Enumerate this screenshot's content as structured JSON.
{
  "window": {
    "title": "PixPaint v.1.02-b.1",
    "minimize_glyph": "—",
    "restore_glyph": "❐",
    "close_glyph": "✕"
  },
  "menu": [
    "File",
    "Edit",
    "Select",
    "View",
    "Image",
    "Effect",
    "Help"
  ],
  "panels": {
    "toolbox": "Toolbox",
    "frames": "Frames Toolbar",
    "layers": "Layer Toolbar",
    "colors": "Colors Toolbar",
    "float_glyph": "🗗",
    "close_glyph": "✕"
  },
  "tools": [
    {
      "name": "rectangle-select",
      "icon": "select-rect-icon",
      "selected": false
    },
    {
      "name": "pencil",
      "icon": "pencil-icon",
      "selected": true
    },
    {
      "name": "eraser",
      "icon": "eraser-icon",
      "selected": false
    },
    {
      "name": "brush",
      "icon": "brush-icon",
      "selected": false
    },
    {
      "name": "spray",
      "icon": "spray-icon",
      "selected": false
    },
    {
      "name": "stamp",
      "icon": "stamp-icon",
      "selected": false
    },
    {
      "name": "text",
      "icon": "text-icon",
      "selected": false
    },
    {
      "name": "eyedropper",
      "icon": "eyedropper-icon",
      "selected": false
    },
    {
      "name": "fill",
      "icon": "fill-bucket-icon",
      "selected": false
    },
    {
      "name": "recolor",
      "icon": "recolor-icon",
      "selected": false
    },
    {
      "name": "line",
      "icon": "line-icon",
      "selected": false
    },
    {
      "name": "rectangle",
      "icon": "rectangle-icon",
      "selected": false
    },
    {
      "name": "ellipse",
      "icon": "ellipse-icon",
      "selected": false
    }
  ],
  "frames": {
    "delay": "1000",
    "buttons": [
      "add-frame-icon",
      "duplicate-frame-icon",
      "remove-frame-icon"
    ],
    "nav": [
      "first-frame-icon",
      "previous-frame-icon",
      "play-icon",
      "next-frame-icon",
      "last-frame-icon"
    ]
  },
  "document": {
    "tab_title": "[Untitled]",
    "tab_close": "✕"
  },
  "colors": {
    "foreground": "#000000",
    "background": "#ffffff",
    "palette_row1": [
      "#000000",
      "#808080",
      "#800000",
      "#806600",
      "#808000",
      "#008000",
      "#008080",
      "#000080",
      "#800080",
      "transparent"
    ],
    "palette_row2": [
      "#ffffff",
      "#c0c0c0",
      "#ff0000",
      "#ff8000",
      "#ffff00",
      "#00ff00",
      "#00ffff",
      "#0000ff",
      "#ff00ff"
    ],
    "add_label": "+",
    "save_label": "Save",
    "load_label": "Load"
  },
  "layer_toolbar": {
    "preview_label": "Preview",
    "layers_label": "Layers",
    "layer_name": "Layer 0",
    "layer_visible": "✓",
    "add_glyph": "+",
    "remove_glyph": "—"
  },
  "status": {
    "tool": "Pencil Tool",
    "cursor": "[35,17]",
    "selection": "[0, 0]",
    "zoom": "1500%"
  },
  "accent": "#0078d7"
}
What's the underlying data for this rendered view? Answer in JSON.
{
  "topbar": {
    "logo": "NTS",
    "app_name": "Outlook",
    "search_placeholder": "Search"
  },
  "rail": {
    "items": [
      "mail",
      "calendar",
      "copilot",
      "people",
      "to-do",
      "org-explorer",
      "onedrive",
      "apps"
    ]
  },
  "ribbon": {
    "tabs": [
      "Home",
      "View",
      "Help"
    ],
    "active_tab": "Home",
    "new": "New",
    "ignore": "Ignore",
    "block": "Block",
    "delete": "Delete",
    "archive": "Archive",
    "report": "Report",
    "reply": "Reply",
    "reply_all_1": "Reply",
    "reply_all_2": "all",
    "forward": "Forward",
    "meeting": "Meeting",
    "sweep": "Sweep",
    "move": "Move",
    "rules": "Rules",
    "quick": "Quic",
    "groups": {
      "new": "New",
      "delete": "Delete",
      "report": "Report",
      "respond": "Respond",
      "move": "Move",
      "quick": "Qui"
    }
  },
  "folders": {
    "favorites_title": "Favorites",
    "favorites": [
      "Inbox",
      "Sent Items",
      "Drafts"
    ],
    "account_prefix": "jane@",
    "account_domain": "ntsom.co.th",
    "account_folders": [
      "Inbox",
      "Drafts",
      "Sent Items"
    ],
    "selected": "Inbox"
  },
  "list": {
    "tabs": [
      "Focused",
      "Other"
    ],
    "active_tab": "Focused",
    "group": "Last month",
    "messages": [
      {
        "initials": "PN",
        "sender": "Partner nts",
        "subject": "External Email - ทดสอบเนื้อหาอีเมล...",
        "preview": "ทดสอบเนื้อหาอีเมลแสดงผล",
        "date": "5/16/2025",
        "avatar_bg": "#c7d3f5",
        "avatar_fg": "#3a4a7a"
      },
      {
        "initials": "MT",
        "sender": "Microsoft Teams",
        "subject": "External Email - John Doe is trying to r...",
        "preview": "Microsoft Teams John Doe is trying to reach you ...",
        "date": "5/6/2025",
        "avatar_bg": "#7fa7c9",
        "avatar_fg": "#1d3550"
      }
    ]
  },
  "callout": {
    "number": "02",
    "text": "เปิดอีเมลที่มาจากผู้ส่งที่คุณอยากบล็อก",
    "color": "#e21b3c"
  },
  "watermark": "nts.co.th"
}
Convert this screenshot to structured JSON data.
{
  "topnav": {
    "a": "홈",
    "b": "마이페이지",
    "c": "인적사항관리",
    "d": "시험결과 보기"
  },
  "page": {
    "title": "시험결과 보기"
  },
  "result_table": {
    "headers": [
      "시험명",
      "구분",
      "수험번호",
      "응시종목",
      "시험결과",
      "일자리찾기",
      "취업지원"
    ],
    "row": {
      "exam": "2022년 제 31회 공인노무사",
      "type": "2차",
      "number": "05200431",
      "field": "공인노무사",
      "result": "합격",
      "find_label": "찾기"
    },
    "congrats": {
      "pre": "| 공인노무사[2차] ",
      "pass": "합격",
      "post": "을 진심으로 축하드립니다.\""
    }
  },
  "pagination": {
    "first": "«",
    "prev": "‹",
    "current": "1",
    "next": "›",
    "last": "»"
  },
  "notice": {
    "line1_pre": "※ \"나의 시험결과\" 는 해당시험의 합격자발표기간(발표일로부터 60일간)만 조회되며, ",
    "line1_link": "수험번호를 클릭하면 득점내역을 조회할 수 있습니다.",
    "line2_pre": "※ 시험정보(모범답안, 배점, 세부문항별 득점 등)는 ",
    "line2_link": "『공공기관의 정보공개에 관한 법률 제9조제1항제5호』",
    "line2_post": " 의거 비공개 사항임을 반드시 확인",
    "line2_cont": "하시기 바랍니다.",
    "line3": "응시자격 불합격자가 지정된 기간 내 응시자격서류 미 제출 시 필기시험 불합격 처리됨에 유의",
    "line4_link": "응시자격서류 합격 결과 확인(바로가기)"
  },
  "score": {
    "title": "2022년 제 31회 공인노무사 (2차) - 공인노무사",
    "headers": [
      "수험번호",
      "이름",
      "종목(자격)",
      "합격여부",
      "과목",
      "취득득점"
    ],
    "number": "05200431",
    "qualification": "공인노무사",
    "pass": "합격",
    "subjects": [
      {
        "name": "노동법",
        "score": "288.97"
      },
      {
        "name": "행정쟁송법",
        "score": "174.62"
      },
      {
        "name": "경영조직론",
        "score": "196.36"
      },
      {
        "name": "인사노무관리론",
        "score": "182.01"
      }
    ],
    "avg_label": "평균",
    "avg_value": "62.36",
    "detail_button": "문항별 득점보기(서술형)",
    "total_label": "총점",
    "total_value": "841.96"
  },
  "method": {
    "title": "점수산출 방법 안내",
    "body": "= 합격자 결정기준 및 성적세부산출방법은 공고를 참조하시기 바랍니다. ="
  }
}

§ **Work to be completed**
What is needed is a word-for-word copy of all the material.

§ **Output**
Enumerate this screenshot's content as structured JSON.
{
  "window": {
    "title": "PixPaint v.1.02-b.1",
    "minimize_glyph": "—",
    "restore_glyph": "❐",
    "close_glyph": "✕"
  },
  "menu": [
    "File",
    "Edit",
    "Select",
    "View",
    "Image",
    "Effect",
    "Help"
  ],
  "panels": {
    "toolbox": "Toolbox",
    "frames": "Frames Toolbar",
    "layers": "Layer Toolbar",
    "colors": "Colors Toolbar",
    "float_glyph": "🗗",
    "close_glyph": "✕"
  },
  "tools": [
    {
      "name": "rectangle-select",
      "icon": "select-rect-icon",
      "selected": false
    },
    {
      "name": "pencil",
      "icon": "pencil-icon",
      "selected": true
    },
    {
      "name": "eraser",
      "icon": "eraser-icon",
      "selected": false
    },
    {
      "name": "brush",
      "icon": "brush-icon",
      "selected": false
    },
    {
      "name": "spray",
      "icon": "spray-icon",
      "selected": false
    },
    {
      "name": "stamp",
      "icon": "stamp-icon",
      "selected": false
    },
    {
      "name": "text",
      "icon": "text-icon",
      "selected": false
    },
    {
      "name": "eyedropper",
      "icon": "eyedropper-icon",
      "selected": false
    },
    {
      "name": "fill",
      "icon": "fill-bucket-icon",
      "selected": false
    },
    {
      "name": "recolor",
      "icon": "recolor-icon",
      "selected": false
    },
    {
      "name": "line",
      "icon": "line-icon",
      "selected": false
    },
    {
      "name": "rectangle",
      "icon": "rectangle-icon",
      "selected": false
    },
    {
      "name": "ellipse",
      "icon": "ellipse-icon",
      "selected": false
    }
  ],
  "frames": {
    "delay": "1000",
    "buttons": [
      "add-frame-icon",
      "duplicate-frame-icon",
      "remove-frame-icon"
    ],
    "nav": [
      "first-frame-icon",
      "previous-frame-icon",
      "play-icon",
      "next-frame-icon",
      "last-frame-icon"
    ]
  },
  "document": {
    "tab_title": "[Untitled]",
    "tab_close": "✕"
  },
  "colors": {
    "foreground": "#000000",
    "background": "#ffffff",
    "palette_row1": [
      "#000000",
      "#808080",
      "#800000",
      "#806600",
      "#808000",
      "#008000",
      "#008080",
      "#000080",
      "#800080",
      "transparent"
    ],
    "palette_row2": [
      "#ffffff",
      "#c0c0c0",
      "#ff0000",
      "#ff8000",
      "#ffff00",
      "#00ff00",
      "#00ffff",
      "#0000ff",
      "#ff00ff"
    ],
    "add_label": "+",
    "save_label": "Save",
    "load_label": "Load"
  },
  "layer_toolbar": {
    "preview_label": "Preview",
    "layers_label": "Layers",
    "layer_name": "Layer 0",
    "layer_visible": "✓",
    "add_glyph": "+",
    "remove_glyph": "—"
  },
  "status": {
    "tool": "Pencil Tool",
    "cursor": "[35,17]",
    "selection": "[0, 0]",
    "zoom": "1500%"
  },
  "accent": "#0078d7"
}
What's the underlying data for this rendered view? Answer in JSON.
{
  "topbar": {
    "logo": "NTS",
    "app_name": "Outlook",
    "search_placeholder": "Search"
  },
  "rail": {
    "items": [
      "mail",
      "calendar",
      "copilot",
      "people",
      "to-do",
      "org-explorer",
      "onedrive",
      "apps"
    ]
  },
  "ribbon": {
    "tabs": [
      "Home",
      "View",
      "Help"
    ],
    "active_tab": "Home",
    "new": "New",
    "ignore": "Ignore",
    "block": "Block",
    "delete": "Delete",
    "archive": "Archive",
    "report": "Report",
    "reply": "Reply",
    "reply_all_1": "Reply",
    "reply_all_2": "all",
    "forward": "Forward",
    "meeting": "Meeting",
    "sweep": "Sweep",
    "move": "Move",
    "rules": "Rules",
    "quick": "Quic",
    "groups": {
      "new": "New",
      "delete": "Delete",
      "report": "Report",
      "respond": "Respond",
      "move": "Move",
      "quick": "Qui"
    }
  },
  "folders": {
    "favorites_title": "Favorites",
    "favorites": [
      "Inbox",
      "Sent Items",
      "Drafts"
    ],
    "account_prefix": "jane@",
    "account_domain": "ntsom.co.th",
    "account_folders": [
      "Inbox",
      "Drafts",
      "Sent Items"
    ],
    "selected": "Inbox"
  },
  "list": {
    "tabs": [
      "Focused",
      "Other"
    ],
    "active_tab": "Focused",
    "group": "Last month",
    "messages": [
      {
        "initials": "PN",
        "sender": "Partner nts",
        "subject": "External Email - ทดสอบเนื้อหาอีเมล...",
        "preview": "ทดสอบเนื้อหาอีเมลแสดงผล",
        "date": "5/16/2025",
        "avatar_bg": "#c7d3f5",
        "avatar_fg": "#3a4a7a"
      },
      {
        "initials": "MT",
        "sender": "Microsoft Teams",
        "subject": "External Email - John Doe is trying to r...",
        "preview": "Microsoft Teams John Doe is trying to reach you ...",
        "date": "5/6/2025",
        "avatar_bg": "#7fa7c9",
        "avatar_fg": "#1d3550"
      }
    ]
  },
  "callout": {
    "number": "02",
    "text": "เปิดอีเมลที่มาจากผู้ส่งที่คุณอยากบล็อก",
    "color": "#e21b3c"
  },
  "watermark": "nts.co.th"
}
Convert this screenshot to structured JSON data.
{
  "topnav": {
    "a": "홈",
    "b": "마이페이지",
    "c": "인적사항관리",
    "d": "시험결과 보기"
  },
  "page": {
    "title": "시험결과 보기"
  },
  "result_table": {
    "headers": [
      "시험명",
      "구분",
      "수험번호",
      "응시종목",
      "시험결과",
      "일자리찾기",
      "취업지원"
    ],
    "row": {
      "exam": "2022년 제 31회 공인노무사",
      "type": "2차",
      "number": "05200431",
      "field": "공인노무사",
      "result": "합격",
      "find_label": "찾기"
    },
    "congrats": {
      "pre": "| 공인노무사[2차] ",
      "pass": "합격",
      "post": "을 진심으로 축하드립니다.\""
    }
  },
  "pagination": {
    "first": "«",
    "prev": "‹",
    "current": "1",
    "next": "›",
    "last": "»"
  },
  "notice": {
    "line1_pre": "※ \"나의 시험결과\" 는 해당시험의 합격자발표기간(발표일로부터 60일간)만 조회되며, ",
    "line1_link": "수험번호를 클릭하면 득점내역을 조회할 수 있습니다.",
    "line2_pre": "※ 시험정보(모범답안, 배점, 세부문항별 득점 등)는 ",
    "line2_link": "『공공기관의 정보공개에 관한 법률 제9조제1항제5호』",
    "line2_post": " 의거 비공개 사항임을 반드시 확인",
    "line2_cont": "하시기 바랍니다.",
    "line3": "응시자격 불합격자가 지정된 기간 내 응시자격서류 미 제출 시 필기시험 불합격 처리됨에 유의",
    "line4_link": "응시자격서류 합격 결과 확인(바로가기)"
  },
  "score": {
    "title": "2022년 제 31회 공인노무사 (2차) - 공인노무사",
    "headers": [
      "수험번호",
      "이름",
      "종목(자격)",
      "합격여부",
      "과목",
      "취득득점"
    ],
    "number": "05200431",
    "qualification": "공인노무사",
    "pass": "합격",
    "subjects": [
      {
        "name": "노동법",
        "score": "288.97"
      },
      {
        "name": "행정쟁송법",
        "score": "174.62"
      },
      {
        "name": "경영조직론",
        "score": "196.36"
      },
      {
        "name": "인사노무관리론",
        "score": "182.01"
      }
    ],
    "avg_label": "평균",
    "avg_value": "62.36",
    "detail_button": "문항별 득점보기(서술형)",
    "total_label": "총점",
    "total_value": "841.96"
  },
  "method": {
    "title": "점수산출 방법 안내",
    "body": "= 합격자 결정기준 및 성적세부산출방법은 공고를 참조하시기 바랍니다. ="
  }
}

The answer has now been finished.